Within hours of the event, dozens of fingers hammering on dozens of telegraph keys sent the news of Abraham Lincoln’s assassination to all the major cities across America and Europe. Away from major metropolitan areas the news traveled more slowly. Even a major event on the scope of a presidential assassination took days and even weeks to arrive in more remote locations.
Today we are bombarded with news and pseudo news almost instantaneously, and we feel slighted if there is not video to accompany it. To say that the news and reporting businesses have changed could be the understatement of the decade. These organizations must now survive on clicks, rather than traditional advertising. There is no time for fact checking, proofreading or in-depth research. To survive in that business, you need to be out there first and be just a little more sensational than your competition. Accuracy be damned, there is another story coming in the next 10 minutes and by tomorrow we will have moved on to another crisis, real or imagined.
Atrocities and absurdities, events from around the globe … things that I have no ability to affect, change or cure. If I allow myself, I can be overwhelmed by stories that are less than news, stories that at their core are nothing more than schoolyard name-calling, except the participants are elected officials, not children.
I can muster up all the righteous indignation and outrage that I want, stew over perceived stupidity, create posts on Facebook and other social media outlets, only to raise my blood pressure and offer no solutions, comfort or aid to anyone over stories that may not even be accurate or based on half-truths. To say that something is this or that does not make it so. To publish it online does not bolster its accuracy, honesty, or credibility.

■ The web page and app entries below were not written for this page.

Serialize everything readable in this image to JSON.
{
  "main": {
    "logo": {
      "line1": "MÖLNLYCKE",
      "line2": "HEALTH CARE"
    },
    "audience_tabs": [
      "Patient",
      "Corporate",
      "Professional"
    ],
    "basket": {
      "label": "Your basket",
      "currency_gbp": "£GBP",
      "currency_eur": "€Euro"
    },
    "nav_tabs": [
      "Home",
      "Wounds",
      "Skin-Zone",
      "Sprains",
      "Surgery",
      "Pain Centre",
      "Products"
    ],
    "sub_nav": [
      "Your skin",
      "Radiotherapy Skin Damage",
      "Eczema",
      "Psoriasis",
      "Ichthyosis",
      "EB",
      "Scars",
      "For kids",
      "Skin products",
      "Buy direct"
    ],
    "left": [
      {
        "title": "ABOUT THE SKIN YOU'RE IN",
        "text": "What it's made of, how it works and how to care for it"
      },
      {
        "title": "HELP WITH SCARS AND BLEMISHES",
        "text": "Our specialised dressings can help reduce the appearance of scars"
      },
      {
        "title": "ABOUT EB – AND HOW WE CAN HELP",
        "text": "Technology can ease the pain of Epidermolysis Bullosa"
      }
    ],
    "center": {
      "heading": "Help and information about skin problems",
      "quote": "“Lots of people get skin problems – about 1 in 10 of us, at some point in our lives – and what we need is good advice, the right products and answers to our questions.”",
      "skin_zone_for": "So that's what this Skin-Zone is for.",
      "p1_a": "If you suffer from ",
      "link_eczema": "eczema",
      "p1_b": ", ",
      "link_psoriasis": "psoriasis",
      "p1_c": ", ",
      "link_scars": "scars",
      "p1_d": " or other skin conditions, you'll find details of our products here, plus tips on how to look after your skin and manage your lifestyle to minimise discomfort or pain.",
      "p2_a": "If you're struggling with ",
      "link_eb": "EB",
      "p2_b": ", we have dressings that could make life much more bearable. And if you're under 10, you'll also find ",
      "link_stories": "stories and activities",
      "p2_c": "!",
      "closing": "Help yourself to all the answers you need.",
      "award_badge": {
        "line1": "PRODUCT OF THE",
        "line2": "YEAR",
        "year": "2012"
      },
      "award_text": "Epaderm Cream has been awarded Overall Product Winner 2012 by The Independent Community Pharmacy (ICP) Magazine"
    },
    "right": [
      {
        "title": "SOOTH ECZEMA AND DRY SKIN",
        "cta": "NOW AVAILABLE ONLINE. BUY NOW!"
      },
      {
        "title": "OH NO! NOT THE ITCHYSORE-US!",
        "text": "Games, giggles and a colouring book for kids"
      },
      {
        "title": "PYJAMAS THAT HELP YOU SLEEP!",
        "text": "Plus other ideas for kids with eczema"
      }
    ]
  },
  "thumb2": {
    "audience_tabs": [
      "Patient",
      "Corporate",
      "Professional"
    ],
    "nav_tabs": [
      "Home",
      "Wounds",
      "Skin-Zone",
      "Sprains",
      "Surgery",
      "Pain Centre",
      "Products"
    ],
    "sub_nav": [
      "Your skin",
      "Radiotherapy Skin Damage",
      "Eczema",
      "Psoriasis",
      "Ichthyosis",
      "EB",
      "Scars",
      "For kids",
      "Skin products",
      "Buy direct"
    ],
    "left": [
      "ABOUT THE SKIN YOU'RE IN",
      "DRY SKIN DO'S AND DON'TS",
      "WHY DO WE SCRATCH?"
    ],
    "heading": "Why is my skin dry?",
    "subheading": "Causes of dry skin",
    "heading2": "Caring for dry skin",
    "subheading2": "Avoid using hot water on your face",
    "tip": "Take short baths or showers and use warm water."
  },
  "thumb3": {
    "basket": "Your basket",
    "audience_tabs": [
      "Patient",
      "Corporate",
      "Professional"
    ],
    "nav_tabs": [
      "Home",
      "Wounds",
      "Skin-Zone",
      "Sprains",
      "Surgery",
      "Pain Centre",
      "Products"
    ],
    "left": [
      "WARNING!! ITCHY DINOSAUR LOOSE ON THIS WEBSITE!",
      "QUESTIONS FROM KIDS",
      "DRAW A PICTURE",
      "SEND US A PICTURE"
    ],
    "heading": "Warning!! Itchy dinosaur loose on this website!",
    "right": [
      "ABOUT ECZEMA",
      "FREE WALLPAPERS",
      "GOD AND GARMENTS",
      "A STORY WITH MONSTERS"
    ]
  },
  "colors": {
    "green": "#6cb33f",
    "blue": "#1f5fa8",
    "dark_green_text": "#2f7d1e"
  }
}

Abraham Lincoln once asked this question to a group of religious leaders who had come to petition him, “How many legs does a dog have if you call his tail a leg? ” He answered his own question with this response, “Four. Saying that a tail is a leg doesn’t make it a leg.”
Mimsy and I go for a walk on this last day of 2018. Like all Japanese Chin, she has a fine tail, it arches over her back with long feathery plumes.. FoxNews or CNN (not to mention even less reputable news feeds) can call it anything they want, but it is just a tail and Mimsy will never have more than four legs.
Here is my prayer and resolution for this coming year.
Lord, make me small, contract my world. Help me to focus on the people that I can look in the eye or shake their hand, from family members to those checking out my purchases at the grocery store. I will do my best to not overreact to some half-baked story before all the facts are in. I will try to expend my energies not on Putin, U.S. politicians or political correctness absurdities, but on mustering patience with co-workers when I’m not feeling particularly patient. Remind me to offer a smile and a “How’s it going” to a stranger. Give me the wisdom to speak words of encouragement rather than words of outrage, words of healing and not division. Help me to listen to a neighbor’s opinion, rather than offer mine unasked for. Make me small.
Poppy … wishing you a very happy New Year. Let’s get small!
4 thoughts on “Five-Legged Dogs and Getting Small (a Resolution)”
And if we all think small…think about our families and our neighbors, that grocery store cashier–imagine the big goodness that could happen! Thanks for a wonderful sentiment that will stick with me this year. Happy New Year!
Thanks Rebecca, that means a lot to me.
Tim, your writing is fabulous, and I always love your insights! Thanks for sharing. -Carolyn Little 🙂
Thanks Carolyn, appreciate that!